**WHAT THE EXERCISE ASKS**
How many lines in the records below contain the word "yordi"? Answer with the number only.

**App and web page records**

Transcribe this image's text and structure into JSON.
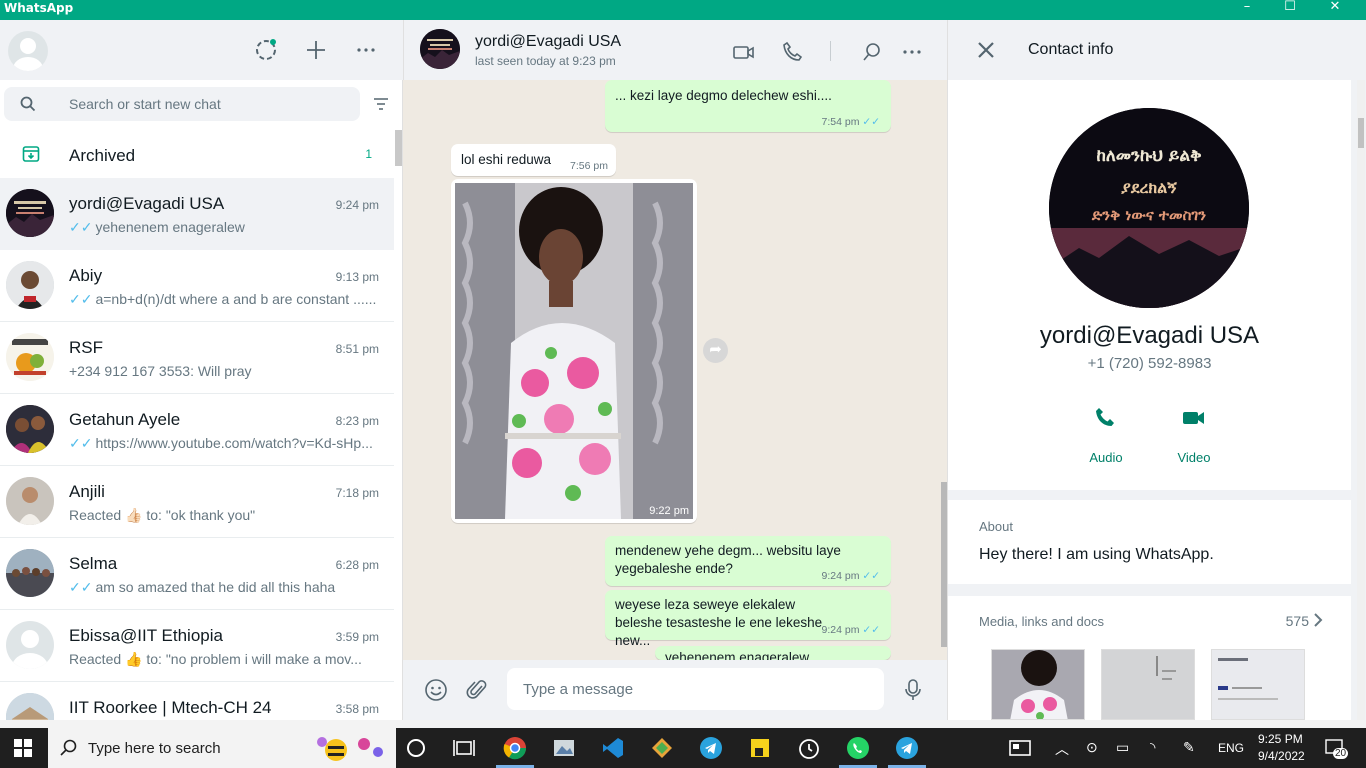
{
  "window": {
    "title": "WhatsApp",
    "minimize": "–",
    "maximize": "☐",
    "close": "✕"
  },
  "left": {
    "search_placeholder": "Search or start new chat",
    "archived": {
      "label": "Archived",
      "count": "1"
    },
    "chats": [
      {
        "name": "yordi@Evagadi USA",
        "time": "9:24 pm",
        "last": "yehenenem enageralew",
        "ticks": true,
        "active": true
      },
      {
        "name": "Abiy",
        "time": "9:13 pm",
        "last": "a=nb+d(n)/dt where a and b are constant ......",
        "ticks": true
      },
      {
        "name": "RSF",
        "time": "8:51 pm",
        "last": "+234 912 167 3553: Will pray",
        "ticks": false
      },
      {
        "name": "Getahun Ayele",
        "time": "8:23 pm",
        "last": "https://www.youtube.com/watch?v=Kd-sHp...",
        "ticks": true
      },
      {
        "name": "Anjili",
        "time": "7:18 pm",
        "last_prefix": "Reacted",
        "last_emoji": "👍🏻",
        "last_suffix": "to: \"ok thank you\"",
        "ticks": false
      },
      {
        "name": "Selma",
        "time": "6:28 pm",
        "last": "am so amazed that he did all this haha",
        "ticks": true
      },
      {
        "name": "Ebissa@IIT Ethiopia",
        "time": "3:59 pm",
        "last_prefix": "Reacted",
        "last_emoji": "👍",
        "last_suffix": "to: \"no problem i will make a mov...",
        "ticks": false
      },
      {
        "name": "IIT Roorkee | Mtech-CH 24",
        "time": "3:58 pm",
        "last": "",
        "ticks": false
      }
    ]
  },
  "conversation": {
    "contact_name": "yordi@Evagadi USA",
    "status": "last seen today at 9:23 pm",
    "messages": [
      {
        "text": "... kezi laye degmo delechew eshi....",
        "time": "7:54 pm",
        "dir": "out"
      },
      {
        "text": "lol eshi reduwa",
        "time": "7:56 pm",
        "dir": "in"
      },
      {
        "text": "",
        "time": "9:22 pm",
        "dir": "in",
        "type": "photo"
      },
      {
        "text": "mendenew yehe degm... websitu laye yegebaleshe ende?",
        "time": "9:24 pm",
        "dir": "out"
      },
      {
        "text": "weyese leza seweye elekalew beleshe tesasteshe le ene lekeshe new...",
        "time": "9:24 pm",
        "dir": "out"
      },
      {
        "text": "yehenenem enageralew",
        "time": "",
        "dir": "out"
      }
    ],
    "composer_placeholder": "Type a message"
  },
  "contact_info": {
    "title": "Contact info",
    "avatar_text": [
      "ከለመንኩህ ይልቅ",
      "ያደረክልኝ",
      "ድንቅ ነውና ተመስገን"
    ],
    "name": "yordi@Evagadi USA",
    "phone": "+1 (720) 592-8983",
    "actions": [
      {
        "label": "Audio",
        "icon": "phone-icon"
      },
      {
        "label": "Video",
        "icon": "video-icon"
      }
    ],
    "about_header": "About",
    "about_text": "Hey there! I am using WhatsApp.",
    "media_header": "Media, links and docs",
    "media_count": "575"
  },
  "taskbar": {
    "search_placeholder": "Type here to search",
    "language": "ENG",
    "time": "9:25 PM",
    "date": "9/4/2022",
    "notifications": "20"
  },
  "colors": {
    "accent": "#00a884",
    "outgoing": "#d9fdd3",
    "chat_bg": "#efeae2",
    "ticks": "#53bdeb"
  }
}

**ANSWER BOX**
3